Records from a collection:

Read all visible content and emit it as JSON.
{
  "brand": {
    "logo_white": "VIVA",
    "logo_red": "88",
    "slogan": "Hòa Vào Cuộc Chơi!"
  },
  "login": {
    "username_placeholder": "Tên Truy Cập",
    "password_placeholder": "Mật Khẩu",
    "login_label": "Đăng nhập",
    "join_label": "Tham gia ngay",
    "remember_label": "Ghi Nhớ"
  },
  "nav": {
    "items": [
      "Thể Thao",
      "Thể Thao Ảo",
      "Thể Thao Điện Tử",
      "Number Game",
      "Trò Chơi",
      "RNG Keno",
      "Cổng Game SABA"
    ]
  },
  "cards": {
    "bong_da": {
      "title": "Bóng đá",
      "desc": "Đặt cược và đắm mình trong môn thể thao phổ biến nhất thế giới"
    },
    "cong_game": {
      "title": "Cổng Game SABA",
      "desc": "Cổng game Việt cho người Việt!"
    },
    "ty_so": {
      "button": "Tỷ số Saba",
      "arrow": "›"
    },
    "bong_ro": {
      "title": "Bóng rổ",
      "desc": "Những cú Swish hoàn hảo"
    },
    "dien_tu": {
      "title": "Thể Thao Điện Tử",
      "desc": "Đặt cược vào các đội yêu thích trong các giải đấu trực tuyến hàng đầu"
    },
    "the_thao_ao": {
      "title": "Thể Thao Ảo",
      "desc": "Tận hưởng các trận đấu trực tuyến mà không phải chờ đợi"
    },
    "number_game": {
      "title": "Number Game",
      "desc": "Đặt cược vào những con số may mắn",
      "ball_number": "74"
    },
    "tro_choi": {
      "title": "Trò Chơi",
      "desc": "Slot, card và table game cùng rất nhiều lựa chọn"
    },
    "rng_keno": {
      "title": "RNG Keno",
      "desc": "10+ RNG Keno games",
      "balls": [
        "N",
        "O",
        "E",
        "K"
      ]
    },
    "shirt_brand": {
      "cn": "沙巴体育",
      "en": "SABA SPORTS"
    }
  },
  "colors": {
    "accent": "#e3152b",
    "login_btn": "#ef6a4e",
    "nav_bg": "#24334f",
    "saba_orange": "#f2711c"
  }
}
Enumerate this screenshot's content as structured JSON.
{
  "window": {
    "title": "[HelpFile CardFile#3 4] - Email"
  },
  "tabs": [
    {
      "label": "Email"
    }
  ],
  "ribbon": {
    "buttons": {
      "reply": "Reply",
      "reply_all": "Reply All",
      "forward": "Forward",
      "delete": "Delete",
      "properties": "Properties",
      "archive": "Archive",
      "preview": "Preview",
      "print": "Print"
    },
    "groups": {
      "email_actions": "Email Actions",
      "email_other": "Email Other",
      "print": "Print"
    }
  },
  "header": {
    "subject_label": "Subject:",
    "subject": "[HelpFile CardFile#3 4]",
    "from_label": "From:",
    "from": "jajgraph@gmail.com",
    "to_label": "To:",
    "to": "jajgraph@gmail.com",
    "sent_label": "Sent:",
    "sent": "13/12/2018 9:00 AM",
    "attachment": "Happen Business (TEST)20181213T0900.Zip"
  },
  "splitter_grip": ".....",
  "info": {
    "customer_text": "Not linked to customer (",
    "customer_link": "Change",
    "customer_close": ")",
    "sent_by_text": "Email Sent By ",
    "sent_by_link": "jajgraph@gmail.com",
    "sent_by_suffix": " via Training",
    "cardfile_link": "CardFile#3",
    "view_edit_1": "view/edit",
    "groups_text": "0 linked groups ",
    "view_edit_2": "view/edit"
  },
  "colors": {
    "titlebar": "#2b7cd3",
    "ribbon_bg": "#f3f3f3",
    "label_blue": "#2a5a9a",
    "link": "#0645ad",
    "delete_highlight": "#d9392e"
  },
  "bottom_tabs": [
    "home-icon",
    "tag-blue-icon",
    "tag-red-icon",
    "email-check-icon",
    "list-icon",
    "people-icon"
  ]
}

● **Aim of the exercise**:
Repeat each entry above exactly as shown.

● **Your solution**:
Read all visible content and emit it as JSON.
{
  "brand": {
    "logo_white": "VIVA",
    "logo_red": "88",
    "slogan": "Hòa Vào Cuộc Chơi!"
  },
  "login": {
    "username_placeholder": "Tên Truy Cập",
    "password_placeholder": "Mật Khẩu",
    "login_label": "Đăng nhập",
    "join_label": "Tham gia ngay",
    "remember_label": "Ghi Nhớ"
  },
  "nav": {
    "items": [
      "Thể Thao",
      "Thể Thao Ảo",
      "Thể Thao Điện Tử",
      "Number Game",
      "Trò Chơi",
      "RNG Keno",
      "Cổng Game SABA"
    ]
  },
  "cards": {
    "bong_da": {
      "title": "Bóng đá",
      "desc": "Đặt cược và đắm mình trong môn thể thao phổ biến nhất thế giới"
    },
    "cong_game": {
      "title": "Cổng Game SABA",
      "desc": "Cổng game Việt cho người Việt!"
    },
    "ty_so": {
      "button": "Tỷ số Saba",
      "arrow": "›"
    },
    "bong_ro": {
      "title": "Bóng rổ",
      "desc": "Những cú Swish hoàn hảo"
    },
    "dien_tu": {
      "title": "Thể Thao Điện Tử",
      "desc": "Đặt cược vào các đội yêu thích trong các giải đấu trực tuyến hàng đầu"
    },
    "the_thao_ao": {
      "title": "Thể Thao Ảo",
      "desc": "Tận hưởng các trận đấu trực tuyến mà không phải chờ đợi"
    },
    "number_game": {
      "title": "Number Game",
      "desc": "Đặt cược vào những con số may mắn",
      "ball_number": "74"
    },
    "tro_choi": {
      "title": "Trò Chơi",
      "desc": "Slot, card và table game cùng rất nhiều lựa chọn"
    },
    "rng_keno": {
      "title": "RNG Keno",
      "desc": "10+ RNG Keno games",
      "balls": [
        "N",
        "O",
        "E",
        "K"
      ]
    },
    "shirt_brand": {
      "cn": "沙巴体育",
      "en": "SABA SPORTS"
    }
  },
  "colors": {
    "accent": "#e3152b",
    "login_btn": "#ef6a4e",
    "nav_bg": "#24334f",
    "saba_orange": "#f2711c"
  }
}
Enumerate this screenshot's content as structured JSON.
{
  "window": {
    "title": "[HelpFile CardFile#3 4] - Email"
  },
  "tabs": [
    {
      "label": "Email"
    }
  ],
  "ribbon": {
    "buttons": {
      "reply": "Reply",
      "reply_all": "Reply All",
      "forward": "Forward",
      "delete": "Delete",
      "properties": "Properties",
      "archive": "Archive",
      "preview": "Preview",
      "print": "Print"
    },
    "groups": {
      "email_actions": "Email Actions",
      "email_other": "Email Other",
      "print": "Print"
    }
  },
  "header": {
    "subject_label": "Subject:",
    "subject": "[HelpFile CardFile#3 4]",
    "from_label": "From:",
    "from": "jajgraph@gmail.com",
    "to_label": "To:",
    "to": "jajgraph@gmail.com",
    "sent_label": "Sent:",
    "sent": "13/12/2018 9:00 AM",
    "attachment": "Happen Business (TEST)20181213T0900.Zip"
  },
  "splitter_grip": ".....",
  "info": {
    "customer_text": "Not linked to customer (",
    "customer_link": "Change",
    "customer_close": ")",
    "sent_by_text": "Email Sent By ",
    "sent_by_link": "jajgraph@gmail.com",
    "sent_by_suffix": " via Training",
    "cardfile_link": "CardFile#3",
    "view_edit_1": "view/edit",
    "groups_text": "0 linked groups ",
    "view_edit_2": "view/edit"
  },
  "colors": {
    "titlebar": "#2b7cd3",
    "ribbon_bg": "#f3f3f3",
    "label_blue": "#2a5a9a",
    "link": "#0645ad",
    "delete_highlight": "#d9392e"
  },
  "bottom_tabs": [
    "home-icon",
    "tag-blue-icon",
    "tag-red-icon",
    "email-check-icon",
    "list-icon",
    "people-icon"
  ]
}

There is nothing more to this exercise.